Even when restrictions began to lift, people didn’t necessarily jump back into socializing; as of 2021, Americans were spending more time alone than they had before the pandemic. That trend has sparked concerns about loneliness, fairly enough. But several researchers I spoke with told me that the question of whether solitude is healthy isn’t just one of quantity; it actually has a lot to do with quality. Alone time is better and less distressing when you think of it as an opportunity. Jack Fong, a sociologist at California State Polytechnic University at Pomona, told me that in times of crisis and recovery, reflection is especially valuable. Solitude, he believes, presents an excellent chance for people to get to know themselves.

There are better and worse ways to go about that. Research has shown that “self-talk,” or the internal conversation you have with yourself in your head, can help facilitate introspection and regulate stress, as long as you don’t slip into obsessive rumination. Ethan Kross, a psychologist and the author of Chatter: The Voice in Our Head, Why It Matters, and How to Harness It, has found that a shift in perspective—thinking of yourself in the second or third person, rather than the first—can keep people from spiraling into self-defeating thoughts. We tend to be harsher to ourselves than to others; thinking of yourself as another person, it turns out, can give you that compassionate distance. You could conceive of self-dates as a logical extension of self-talk: Rather than just speaking with yourself, why not take yourself out?
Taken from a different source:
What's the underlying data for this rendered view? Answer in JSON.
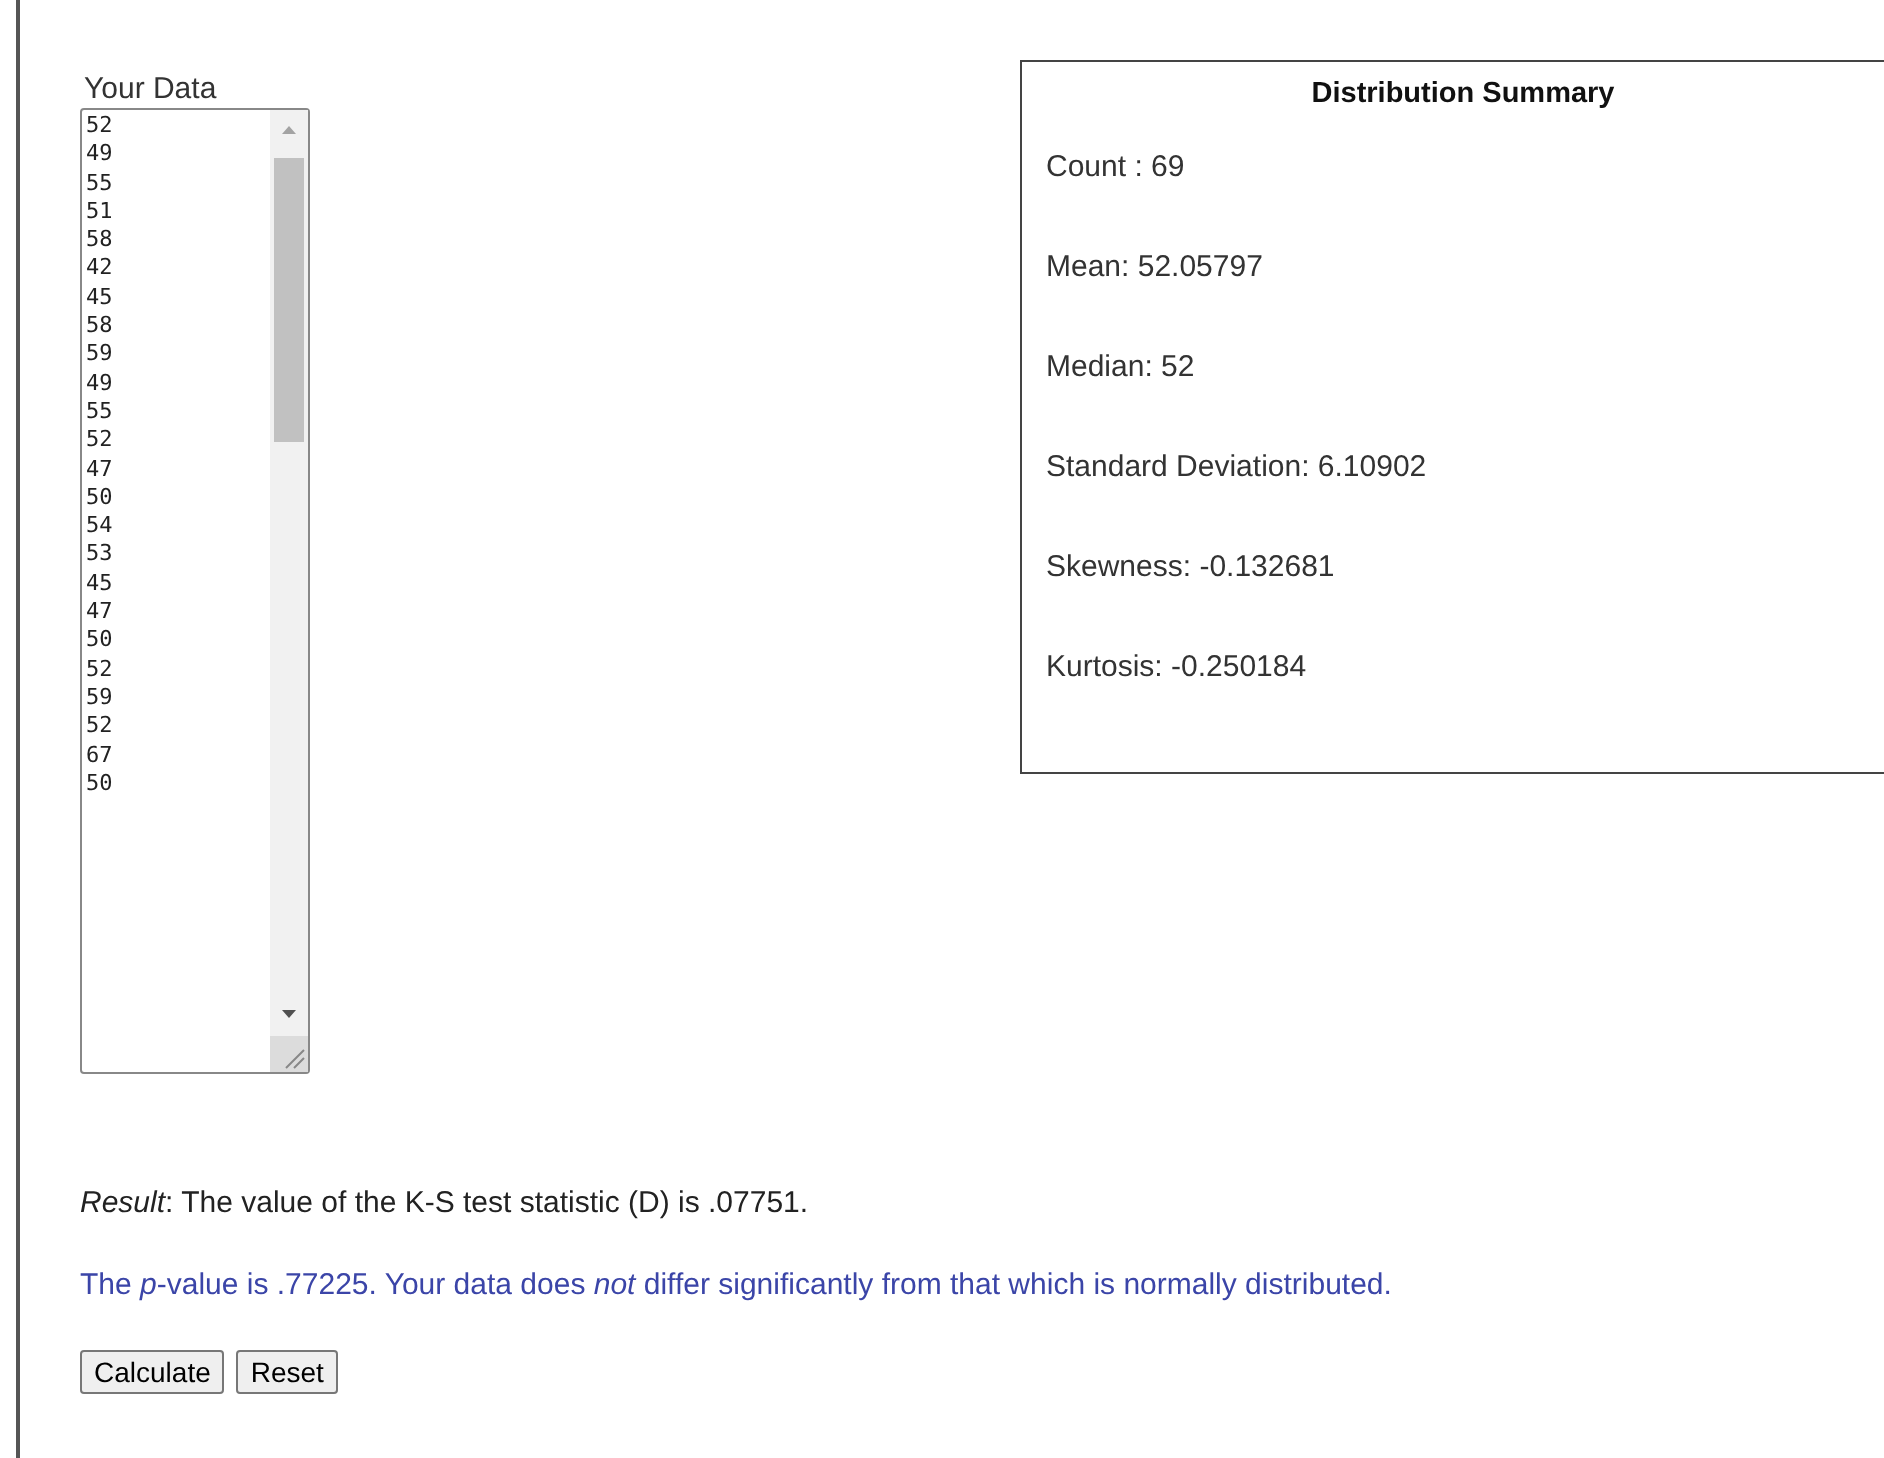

Woo yourself, for God’s sake!

On a self-date, an activity can also give you distance from your roiling anxieties. So can being around other people, even if you don’t speak with them. Leo Coleman, an anthropologist who has written on “being alone together,” gave me museums as an example: “You can have an encounter with something that’s meaningful and beautiful. And you know that there are other people sharing that experience, even if it’s just a glance or overhearing a conversation that someone else is having with somebody there.”

The beauty of this type of interaction is perhaps especially clear after pandemic lockdown. Most of us still need some degree of solitude, but we’ve learned that isolation is a different beast. Lindsay Dodgson, a reporter for Insider, told me that while she was isolating at home, she started to feel suffocated in her small apartment. Recently, she has enjoyed taking time for herself in a kickboxing class; she doesn’t feel any pressure to converse with the other attendees, but she can “be present around other human beings.” Pong said that if her clients want to travel solo but worry about too much total aloneness, she suggests walking tours: They don’t need to interact with the other walkers, but they’re still in it together.

This is something Julia Cameron has long understood: Solitude isn’t really antithetical to connection. In fact, she told me, people tend to say that their artist date makes them feel more connected—not just to themselves, but to the world. It fosters a sense of wonder, of being part of something bigger.

But you don’t need to be out in public, necessarily, to awaken your sense of solitary delight. The real point of the self-date is that you’re driving the interaction—as Weinstein put it, “crafting your solitude.” Most people, she noted, will inevitably end up with some time alone—so you might as well learn how you prefer it. When she and her colleagues interviewed people about their solitary time, they heard loving descriptions of subjects’ solo routines. One person talked about a breakfast ritual: setting an elaborate spread just for himself, relishing the taste of each bite. When Weinstein was a working mother with young kids, she says, her 10-minute shower genuinely felt like a self-date.

So if you’re interested, know that a self-date can be whatever you want it to be. You can be quiet or loud, inside or outside, dreamy or active. You can sit on a park bench and people-watch, have a spa day and paint each toe a different color, take the train to an unfamiliar part of town, turn up your living-room speaker and throw yourself a dance party. Whatever it is, the important thing is that you savor it. After all, it’s the only time that’s just for you.